Consider sitting down with the whole family, you and your partner if possible, and anyone else who will be directly affected, and explaining the situation in simple terms, as it is, without trying to score any points.
Always be supportive, and listen and encourage your children to share their feelings. If they try to resist, and want you to stay together, it is important that you explain to them that it has to be this way. Give them truthful answers to any questions they have, and do not assume you will know exactly how they feel.
Remember that you are the adults, and it is important to convey this in your communication. That means being mature and civilized during talks with your children. If you have to argue with your partner about adult things then do so somewhere else. Talk to your children about the living arrangements, and explain that they can still see both of you.
Communication Doesn't End There...

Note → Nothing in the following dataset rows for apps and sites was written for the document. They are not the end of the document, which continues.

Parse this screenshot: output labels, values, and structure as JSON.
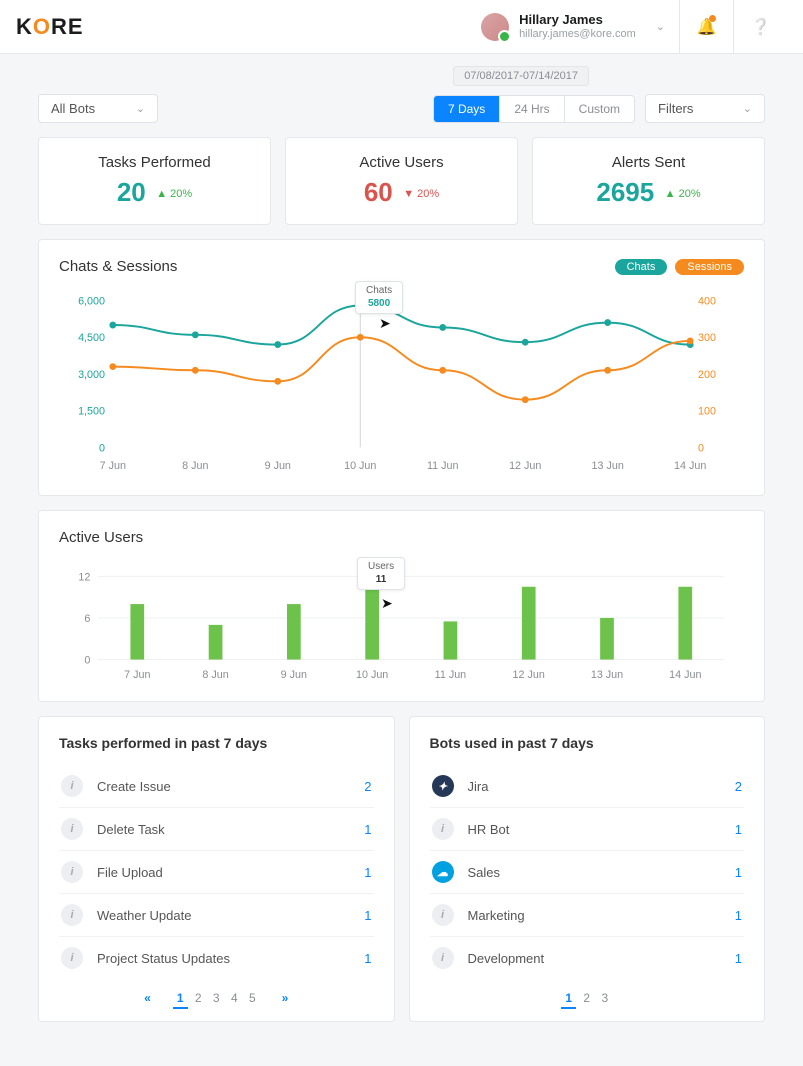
{
  "brand": {
    "text_k": "K",
    "text_ore": "RE",
    "orange": "O"
  },
  "user": {
    "name": "Hillary James",
    "email": "hillary.james@kore.com"
  },
  "date_range": "07/08/2017-07/14/2017",
  "filters_label": "Filters",
  "bot_selector": "All Bots",
  "time_seg": {
    "d7": "7 Days",
    "h24": "24 Hrs",
    "custom": "Custom"
  },
  "kpis": {
    "tasks": {
      "label": "Tasks Performed",
      "value": "20",
      "delta": "20%",
      "dir": "up"
    },
    "users": {
      "label": "Active Users",
      "value": "60",
      "delta": "20%",
      "dir": "dn"
    },
    "alerts": {
      "label": "Alerts Sent",
      "value": "2695",
      "delta": "20%",
      "dir": "up"
    }
  },
  "chats_sessions": {
    "title": "Chats & Sessions",
    "pill_chats": "Chats",
    "pill_sessions": "Sessions",
    "tooltip_title": "Chats",
    "tooltip_value": "5800"
  },
  "active_users": {
    "title": "Active Users",
    "tooltip_title": "Users",
    "tooltip_value": "11"
  },
  "tasks_list": {
    "title": "Tasks performed in past 7 days",
    "items": [
      {
        "label": "Create Issue",
        "count": "2"
      },
      {
        "label": "Delete Task",
        "count": "1"
      },
      {
        "label": "File Upload",
        "count": "1"
      },
      {
        "label": "Weather Update",
        "count": "1"
      },
      {
        "label": "Project Status Updates",
        "count": "1"
      }
    ],
    "pages": [
      "1",
      "2",
      "3",
      "4",
      "5"
    ]
  },
  "bots_list": {
    "title": "Bots used in past 7 days",
    "items": [
      {
        "label": "Jira",
        "count": "2",
        "icon": "jira"
      },
      {
        "label": "HR Bot",
        "count": "1",
        "icon": "info"
      },
      {
        "label": "Sales",
        "count": "1",
        "icon": "sales"
      },
      {
        "label": "Marketing",
        "count": "1",
        "icon": "info"
      },
      {
        "label": "Development",
        "count": "1",
        "icon": "info"
      }
    ],
    "pages": [
      "1",
      "2",
      "3"
    ]
  },
  "chart_data": [
    {
      "type": "line",
      "title": "Chats & Sessions",
      "categories": [
        "7 Jun",
        "8 Jun",
        "9 Jun",
        "10 Jun",
        "11 Jun",
        "12 Jun",
        "13 Jun",
        "14 Jun"
      ],
      "series": [
        {
          "name": "Chats",
          "values": [
            5000,
            4600,
            4200,
            5800,
            4900,
            4300,
            5100,
            4200
          ],
          "axis": "left",
          "color": "#1aa59d"
        },
        {
          "name": "Sessions",
          "values": [
            220,
            210,
            180,
            300,
            210,
            130,
            210,
            290
          ],
          "axis": "right",
          "color": "#f58b1f"
        }
      ],
      "ylabel_left": "",
      "ylim_left": [
        0,
        6000
      ],
      "yticks_left": [
        0,
        1500,
        3000,
        4500,
        6000
      ],
      "ylabel_right": "",
      "ylim_right": [
        0,
        400
      ],
      "yticks_right": [
        0,
        100,
        200,
        300,
        400
      ]
    },
    {
      "type": "bar",
      "title": "Active Users",
      "categories": [
        "7 Jun",
        "8 Jun",
        "9 Jun",
        "10 Jun",
        "11 Jun",
        "12 Jun",
        "13 Jun",
        "14 Jun"
      ],
      "values": [
        8,
        5,
        8,
        11,
        5.5,
        10.5,
        6,
        10.5
      ],
      "ylabel": "",
      "ylim": [
        0,
        12
      ],
      "yticks": [
        0,
        6,
        12
      ],
      "color": "#6cc24a"
    }
  ]
}
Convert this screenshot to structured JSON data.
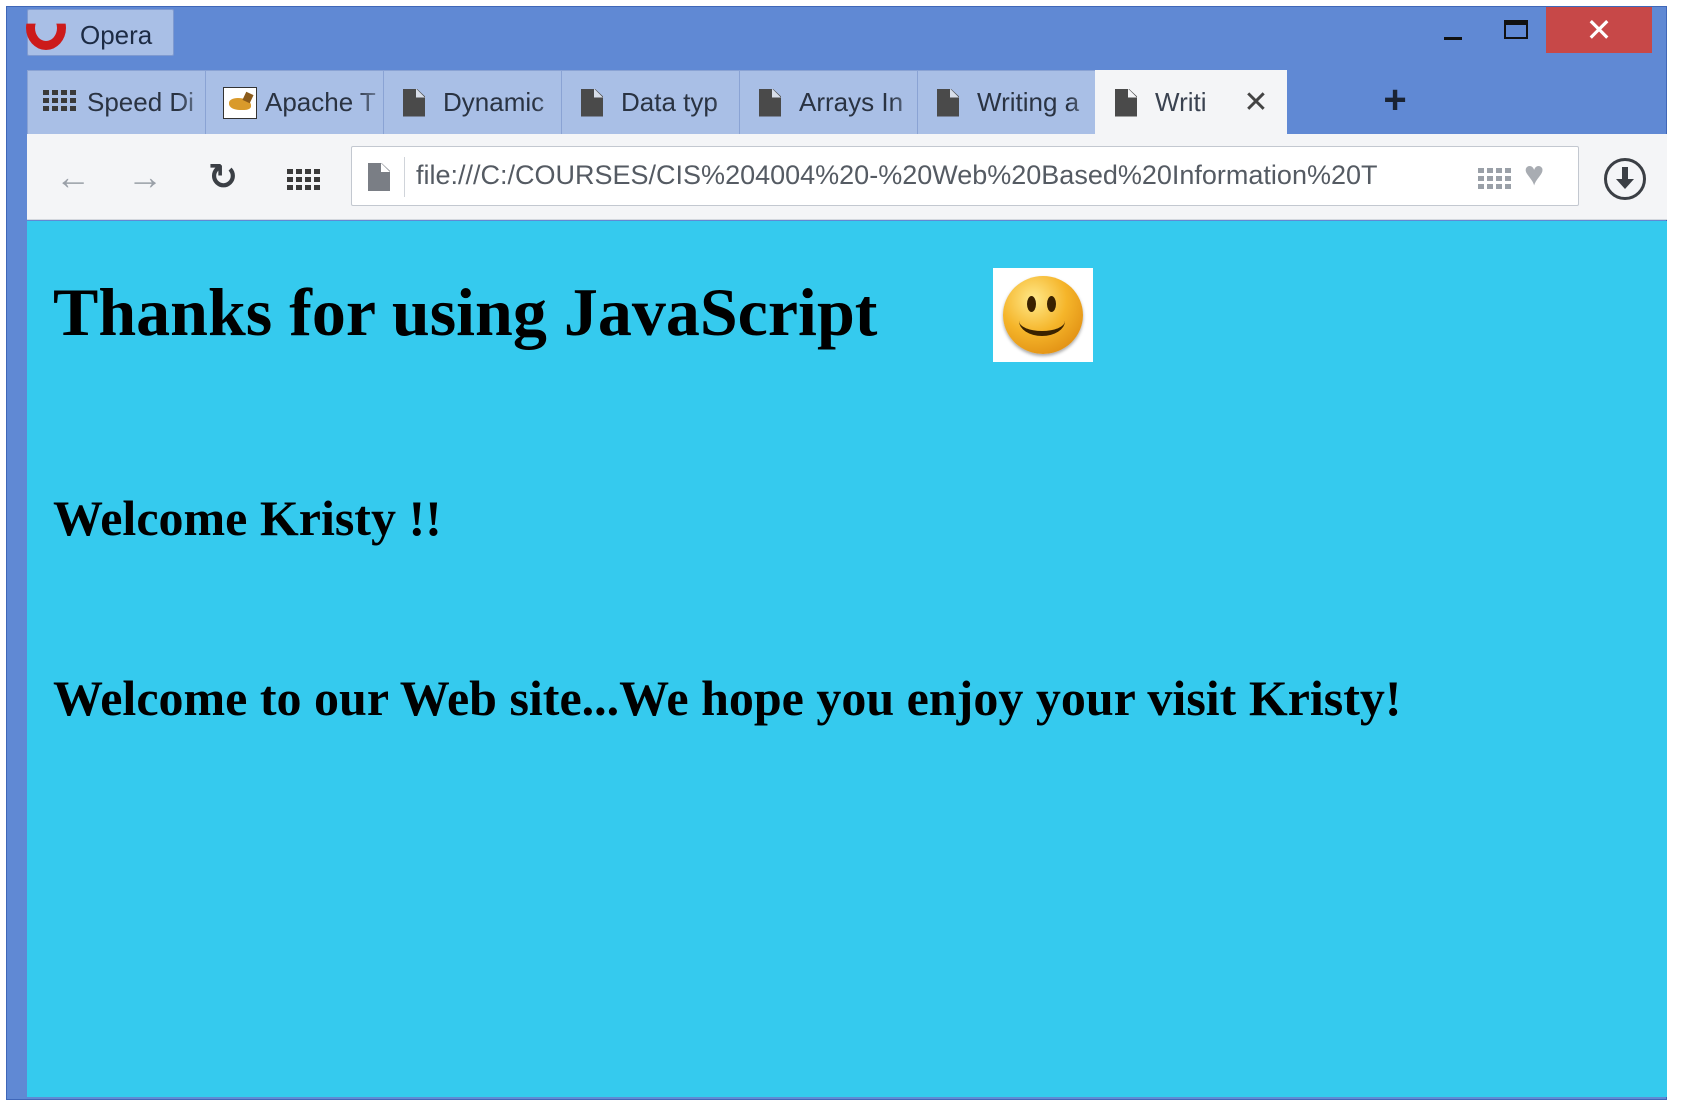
{
  "window": {
    "app_name": "Opera",
    "controls": {
      "minimize": "minimize-icon",
      "maximize": "maximize-icon",
      "close": "close-icon"
    },
    "close_glyph": "✕"
  },
  "tabs": [
    {
      "label": "Speed Di",
      "icon": "speed-dial-icon",
      "active": false
    },
    {
      "label": "Apache T",
      "icon": "tomcat-icon",
      "active": false
    },
    {
      "label": "Dynamic",
      "icon": "page-icon",
      "active": false
    },
    {
      "label": "Data typ",
      "icon": "page-icon",
      "active": false
    },
    {
      "label": "Arrays In",
      "icon": "page-icon",
      "active": false
    },
    {
      "label": "Writing a",
      "icon": "page-icon",
      "active": false
    },
    {
      "label": "Writi",
      "icon": "page-icon",
      "active": true,
      "close_glyph": "✕"
    }
  ],
  "new_tab_glyph": "+",
  "navigation": {
    "back_glyph": "←",
    "forward_glyph": "→",
    "reload_glyph": "↻",
    "address": "file:///C:/COURSES/CIS%204004%20-%20Web%20Based%20Information%20T",
    "heart_glyph": "♥"
  },
  "page": {
    "background": "#35caee",
    "heading": "Thanks for using JavaScript",
    "greeting": "Welcome Kristy !!",
    "message": "Welcome to our Web site...We hope you enjoy your visit Kristy!",
    "image": "smiley-face-icon"
  }
}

After you have spoken to your children about the divorce, it is important that you continue an open and honest line of communication throughout the whole process, and beyond, until you know everything has settled. You are likely to experience a variety of emotions yourself, and the same will be true for your children. Regularly check in on how they feel, and talk to them if anything changes.
You must also allow your partner fair time to communicate with their children, and it helps a lot to be able to talk to them both alone and together. Depending on your parenting styles this can be something that happens on a planned and routine basis, or whenever you feel it to be necessary.
Ideally both parents are still aligned in their goal of wanting what is best for their child. Divorce is a difficult time, but it is so important not to lose site of that. Proper communication between you, your partner, and your children, is one of the most important factors that will lessen the impact of the divorce on your children.